--- DATA Enclosed Below ---
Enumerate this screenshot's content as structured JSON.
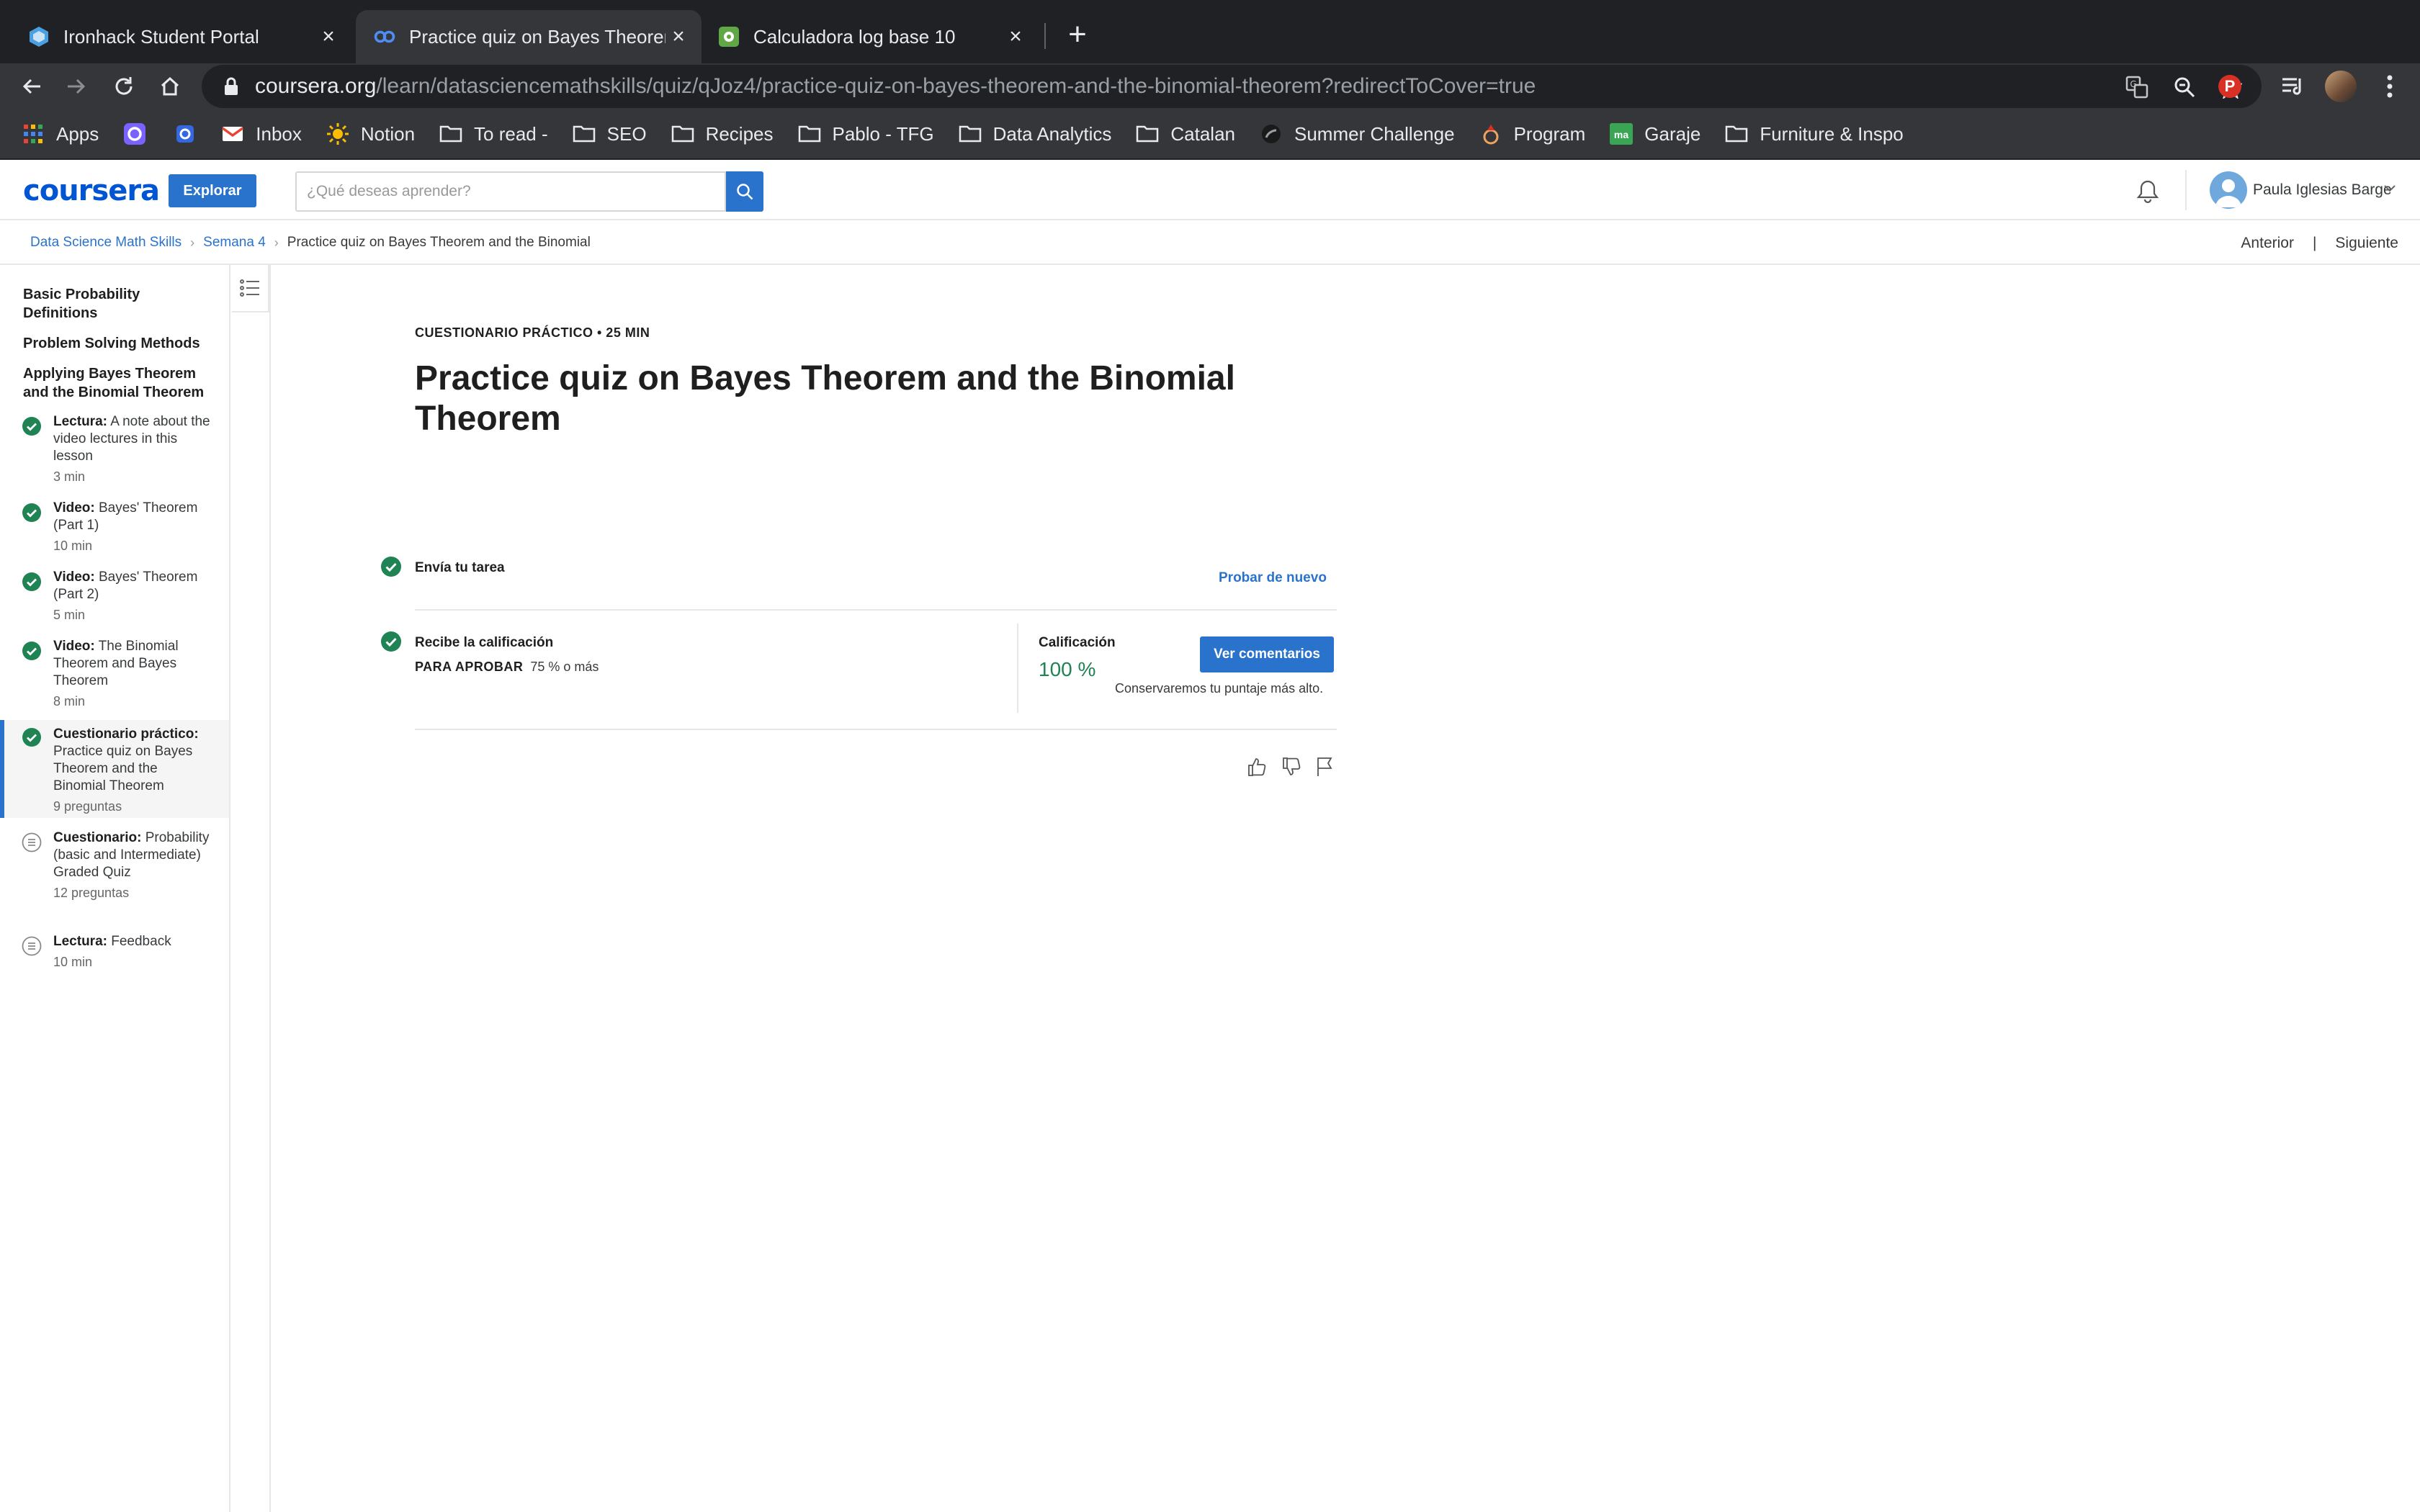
{
  "browser": {
    "tabs": [
      {
        "title": "Ironhack Student Portal",
        "favicon": "ironhack-icon"
      },
      {
        "title": "Practice quiz on Bayes Theorem and the Binomial Theorem",
        "favicon": "coursera-icon",
        "active": true
      },
      {
        "title": "Calculadora log base 10",
        "favicon": "calculator-icon"
      }
    ],
    "url_host": "coursera.org",
    "url_path": "/learn/datasciencemathskills/quiz/qJoz4/practice-quiz-on-bayes-theorem-and-the-binomial-theorem?redirectToCover=true",
    "profile_letter": "P",
    "bookmarks": [
      {
        "label": "Apps",
        "icon": "apps-grid-icon"
      },
      {
        "label": "",
        "icon": "app-icon-1"
      },
      {
        "label": "",
        "icon": "app-icon-2"
      },
      {
        "label": "Inbox",
        "icon": "gmail-icon"
      },
      {
        "label": "Notion",
        "icon": "sun-icon"
      },
      {
        "label": "To read -",
        "icon": "folder-icon"
      },
      {
        "label": "SEO",
        "icon": "folder-icon"
      },
      {
        "label": "Recipes",
        "icon": "folder-icon"
      },
      {
        "label": "Pablo - TFG",
        "icon": "folder-icon"
      },
      {
        "label": "Data Analytics",
        "icon": "folder-icon"
      },
      {
        "label": "Catalan",
        "icon": "folder-icon"
      },
      {
        "label": "Summer Challenge",
        "icon": "summer-challenge-icon"
      },
      {
        "label": "Program",
        "icon": "program-icon"
      },
      {
        "label": "Garaje",
        "icon": "garaje-icon"
      },
      {
        "label": "Furniture & Inspo",
        "icon": "folder-icon"
      }
    ]
  },
  "header": {
    "logo": "coursera",
    "explore_label": "Explorar",
    "search_placeholder": "¿Qué deseas aprender?",
    "user_name": "Paula Iglesias Barge"
  },
  "breadcrumb": {
    "items": [
      "Data Science Math Skills",
      "Semana 4",
      "Practice quiz on Bayes Theorem and the Binomial"
    ],
    "prev": "Anterior",
    "next": "Siguiente"
  },
  "sidebar": {
    "sections": [
      "Basic Probability Definitions",
      "Problem Solving Methods",
      "Applying Bayes Theorem and the Binomial Theorem"
    ],
    "items": [
      {
        "type": "Lectura:",
        "title": "A note about the video lectures in this lesson",
        "meta": "3 min",
        "status": "completed"
      },
      {
        "type": "Video:",
        "title": "Bayes' Theorem (Part 1)",
        "meta": "10 min",
        "status": "completed"
      },
      {
        "type": "Video:",
        "title": "Bayes' Theorem (Part 2)",
        "meta": "5 min",
        "status": "completed"
      },
      {
        "type": "Video:",
        "title": "The Binomial Theorem and Bayes Theorem",
        "meta": "8 min",
        "status": "completed"
      },
      {
        "type": "Cuestionario práctico:",
        "title": "Practice quiz on Bayes Theorem and the Binomial Theorem",
        "meta": "9 preguntas",
        "status": "completed",
        "active": true
      },
      {
        "type": "Cuestionario:",
        "title": "Probability (basic and Intermediate) Graded Quiz",
        "meta": "12 preguntas",
        "status": "pending"
      },
      {
        "type": "Lectura:",
        "title": "Feedback",
        "meta": "10 min",
        "status": "pending"
      }
    ]
  },
  "main": {
    "kicker": "CUESTIONARIO PRÁCTICO • 25 MIN",
    "title": "Practice quiz on Bayes Theorem and the Binomial Theorem",
    "step1_label": "Envía tu tarea",
    "retry_label": "Probar de nuevo",
    "step2_label": "Recibe la calificación",
    "pass_label": "PARA APROBAR",
    "pass_value": "75 % o más",
    "grade_label": "Calificación",
    "grade_value": "100 %",
    "view_feedback_label": "Ver comentarios",
    "keep_note": "Conservaremos tu puntaje más alto."
  },
  "colors": {
    "brand": "#0056d2",
    "button": "#2a73cc",
    "success": "#1f8354",
    "chrome_dark": "#202124",
    "chrome_mid": "#35363a"
  }
}
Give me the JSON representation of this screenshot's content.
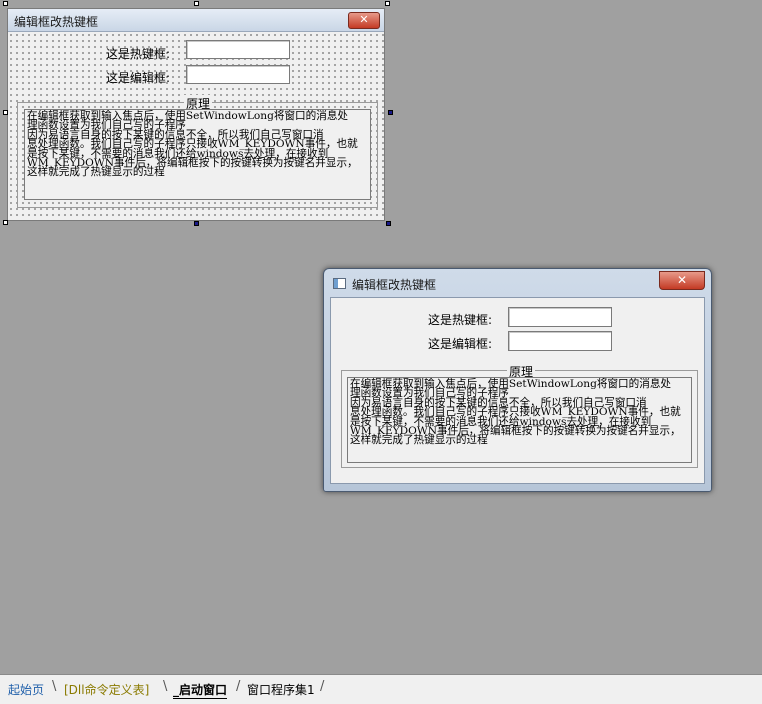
{
  "designer": {
    "title": "编辑框改热键框",
    "close_glyph": "✕",
    "hotkey_label": "这是热键框:",
    "edit_label": "这是编辑框:",
    "group_label": "原理",
    "description_lines": [
      "在编辑框获取到输入焦点后，使用SetWindowLong将窗口的消息处",
      "理函数设置为我们自己写的子程序",
      "因为易语言自身的按下某键的信息不全，所以我们自己写窗口消",
      "息处理函数。我们自己写的子程序只接收WM_KEYDOWN事件，也就",
      "是按下某键，不需要的消息我们还给windows去处理，在接收到",
      "WM_KEYDOWN事件后，将编辑框按下的按键转换为按键名并显示，",
      "这样就完成了热键显示的过程"
    ]
  },
  "runtime_window": {
    "title": "编辑框改热键框",
    "close_glyph": "✕",
    "hotkey_label": "这是热键框:",
    "edit_label": "这是编辑框:",
    "hotkey_value": "",
    "edit_value": "",
    "group_label": "原理",
    "description_lines": [
      "在编辑框获取到输入焦点后，使用SetWindowLong将窗口的消息处",
      "理函数设置为我们自己写的子程序",
      "因为易语言自身的按下某键的信息不全，所以我们自己写窗口消",
      "息处理函数。我们自己写的子程序只接收WM_KEYDOWN事件，也就",
      "是按下某键，不需要的消息我们还给windows去处理，在接收到",
      "WM_KEYDOWN事件后，将编辑框按下的按键转换为按键名并显示，",
      "这样就完成了热键显示的过程"
    ]
  },
  "tabs": [
    {
      "label": "起始页",
      "color": "#1f5faa"
    },
    {
      "label": "[Dll命令定义表]",
      "color": "#8a7a00"
    },
    {
      "label": "_启动窗口",
      "color": "#000000"
    },
    {
      "label": "窗口程序集1",
      "color": "#000000"
    }
  ],
  "colors": {
    "workspace": "#a0a0a0",
    "close_button": "#c43a24",
    "selection_handle": "#1a1a8a"
  }
}
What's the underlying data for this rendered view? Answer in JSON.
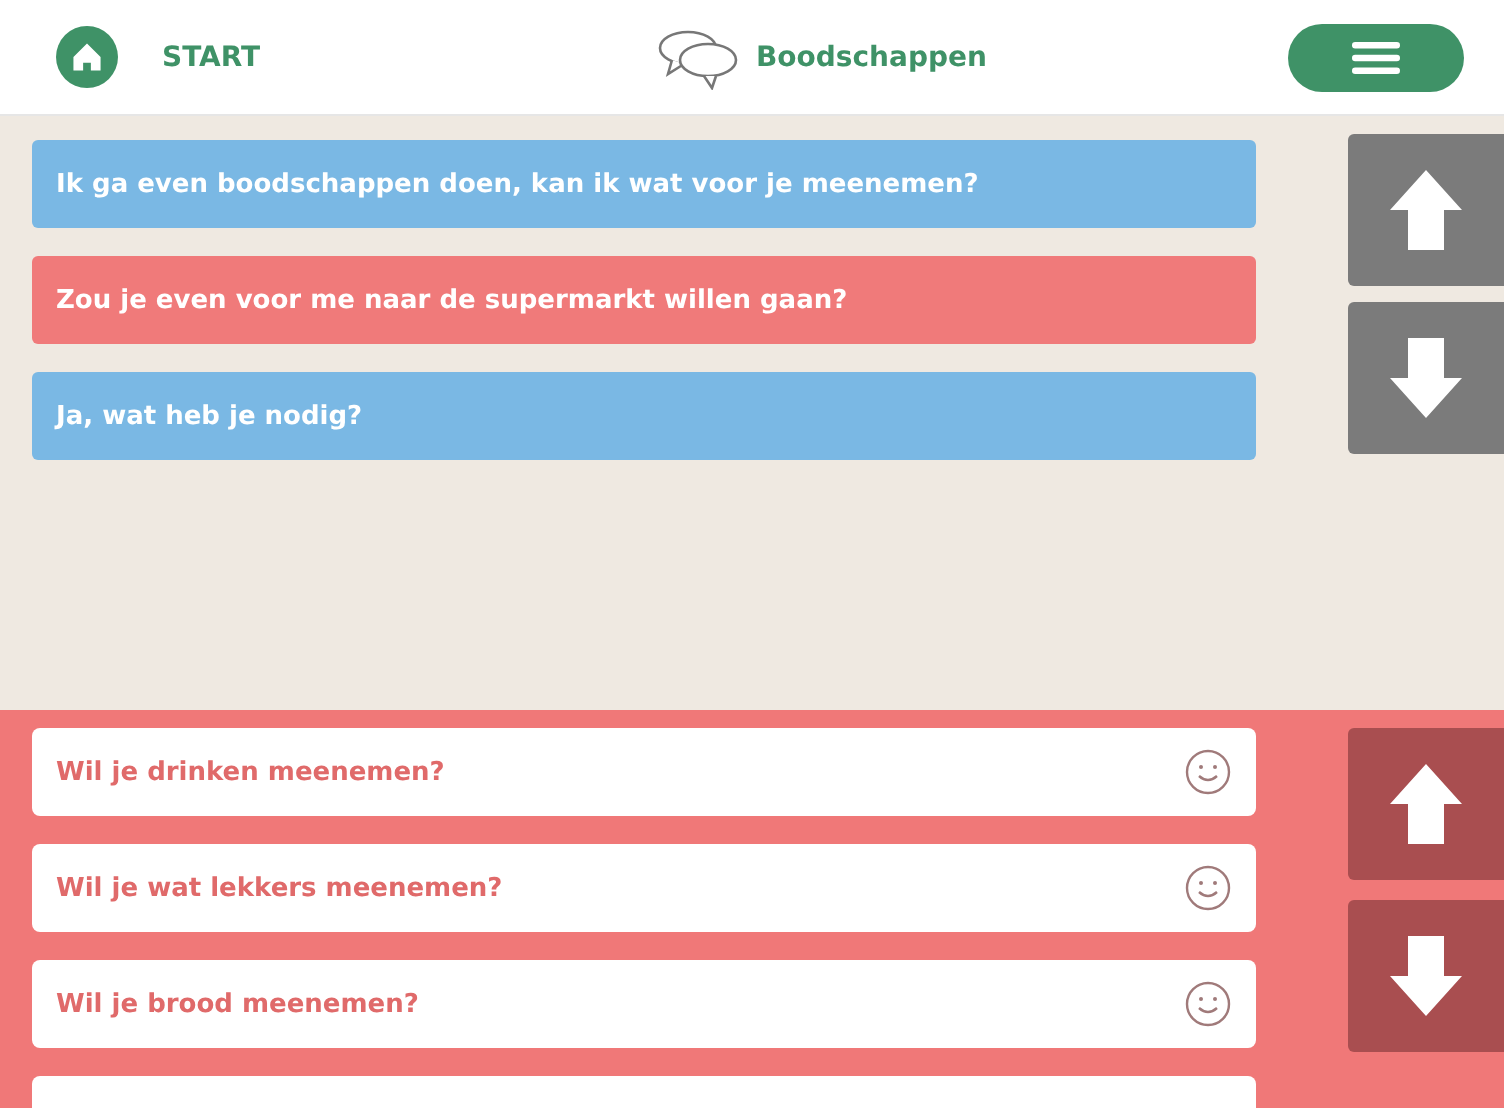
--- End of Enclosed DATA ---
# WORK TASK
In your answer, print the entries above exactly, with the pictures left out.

# RESULT OF THIS EXERCISE
Enumerate this screenshot's content as structured JSON.
{
  "browser": {
    "tabs": [
      {
        "title": "Ironhack Student Portal",
        "favicon": "ironhack-icon"
      },
      {
        "title": "Practice quiz on Bayes Theorem and the Binomial Theorem",
        "favicon": "coursera-icon",
        "active": true
      },
      {
        "title": "Calculadora log base 10",
        "favicon": "calculator-icon"
      }
    ],
    "url_host": "coursera.org",
    "url_path": "/learn/datasciencemathskills/quiz/qJoz4/practice-quiz-on-bayes-theorem-and-the-binomial-theorem?redirectToCover=true",
    "profile_letter": "P",
    "bookmarks": [
      {
        "label": "Apps",
        "icon": "apps-grid-icon"
      },
      {
        "label": "",
        "icon": "app-icon-1"
      },
      {
        "label": "",
        "icon": "app-icon-2"
      },
      {
        "label": "Inbox",
        "icon": "gmail-icon"
      },
      {
        "label": "Notion",
        "icon": "sun-icon"
      },
      {
        "label": "To read -",
        "icon": "folder-icon"
      },
      {
        "label": "SEO",
        "icon": "folder-icon"
      },
      {
        "label": "Recipes",
        "icon": "folder-icon"
      },
      {
        "label": "Pablo - TFG",
        "icon": "folder-icon"
      },
      {
        "label": "Data Analytics",
        "icon": "folder-icon"
      },
      {
        "label": "Catalan",
        "icon": "folder-icon"
      },
      {
        "label": "Summer Challenge",
        "icon": "summer-challenge-icon"
      },
      {
        "label": "Program",
        "icon": "program-icon"
      },
      {
        "label": "Garaje",
        "icon": "garaje-icon"
      },
      {
        "label": "Furniture & Inspo",
        "icon": "folder-icon"
      }
    ]
  },
  "header": {
    "logo": "coursera",
    "explore_label": "Explorar",
    "search_placeholder": "¿Qué deseas aprender?",
    "user_name": "Paula Iglesias Barge"
  },
  "breadcrumb": {
    "items": [
      "Data Science Math Skills",
      "Semana 4",
      "Practice quiz on Bayes Theorem and the Binomial"
    ],
    "prev": "Anterior",
    "next": "Siguiente"
  },
  "sidebar": {
    "sections": [
      "Basic Probability Definitions",
      "Problem Solving Methods",
      "Applying Bayes Theorem and the Binomial Theorem"
    ],
    "items": [
      {
        "type": "Lectura:",
        "title": "A note about the video lectures in this lesson",
        "meta": "3 min",
        "status": "completed"
      },
      {
        "type": "Video:",
        "title": "Bayes' Theorem (Part 1)",
        "meta": "10 min",
        "status": "completed"
      },
      {
        "type": "Video:",
        "title": "Bayes' Theorem (Part 2)",
        "meta": "5 min",
        "status": "completed"
      },
      {
        "type": "Video:",
        "title": "The Binomial Theorem and Bayes Theorem",
        "meta": "8 min",
        "status": "completed"
      },
      {
        "type": "Cuestionario práctico:",
        "title": "Practice quiz on Bayes Theorem and the Binomial Theorem",
        "meta": "9 preguntas",
        "status": "completed",
        "active": true
      },
      {
        "type": "Cuestionario:",
        "title": "Probability (basic and Intermediate) Graded Quiz",
        "meta": "12 preguntas",
        "status": "pending"
      },
      {
        "type": "Lectura:",
        "title": "Feedback",
        "meta": "10 min",
        "status": "pending"
      }
    ]
  },
  "main": {
    "kicker": "CUESTIONARIO PRÁCTICO • 25 MIN",
    "title": "Practice quiz on Bayes Theorem and the Binomial Theorem",
    "step1_label": "Envía tu tarea",
    "retry_label": "Probar de nuevo",
    "step2_label": "Recibe la calificación",
    "pass_label": "PARA APROBAR",
    "pass_value": "75 % o más",
    "grade_label": "Calificación",
    "grade_value": "100 %",
    "view_feedback_label": "Ver comentarios",
    "keep_note": "Conservaremos tu puntaje más alto."
  },
  "colors": {
    "brand": "#0056d2",
    "button": "#2a73cc",
    "success": "#1f8354",
    "chrome_dark": "#202124",
    "chrome_mid": "#35363a"
  }
}
Give me the JSON representation of this screenshot's content.
{
  "designer": {
    "title": "编辑框改热键框",
    "close_glyph": "✕",
    "hotkey_label": "这是热键框:",
    "edit_label": "这是编辑框:",
    "group_label": "原理",
    "description_lines": [
      "在编辑框获取到输入焦点后，使用SetWindowLong将窗口的消息处",
      "理函数设置为我们自己写的子程序",
      "因为易语言自身的按下某键的信息不全，所以我们自己写窗口消",
      "息处理函数。我们自己写的子程序只接收WM_KEYDOWN事件，也就",
      "是按下某键，不需要的消息我们还给windows去处理，在接收到",
      "WM_KEYDOWN事件后，将编辑框按下的按键转换为按键名并显示，",
      "这样就完成了热键显示的过程"
    ]
  },
  "runtime_window": {
    "title": "编辑框改热键框",
    "close_glyph": "✕",
    "hotkey_label": "这是热键框:",
    "edit_label": "这是编辑框:",
    "hotkey_value": "",
    "edit_value": "",
    "group_label": "原理",
    "description_lines": [
      "在编辑框获取到输入焦点后，使用SetWindowLong将窗口的消息处",
      "理函数设置为我们自己写的子程序",
      "因为易语言自身的按下某键的信息不全，所以我们自己写窗口消",
      "息处理函数。我们自己写的子程序只接收WM_KEYDOWN事件，也就",
      "是按下某键，不需要的消息我们还给windows去处理，在接收到",
      "WM_KEYDOWN事件后，将编辑框按下的按键转换为按键名并显示，",
      "这样就完成了热键显示的过程"
    ]
  },
  "tabs": [
    {
      "label": "起始页",
      "color": "#1f5faa"
    },
    {
      "label": "[Dll命令定义表]",
      "color": "#8a7a00"
    },
    {
      "label": "_启动窗口",
      "color": "#000000"
    },
    {
      "label": "窗口程序集1",
      "color": "#000000"
    }
  ],
  "colors": {
    "workspace": "#a0a0a0",
    "close_button": "#c43a24",
    "selection_handle": "#1a1a8a"
  }
}
What's the underlying data for this rendered view? Answer in JSON.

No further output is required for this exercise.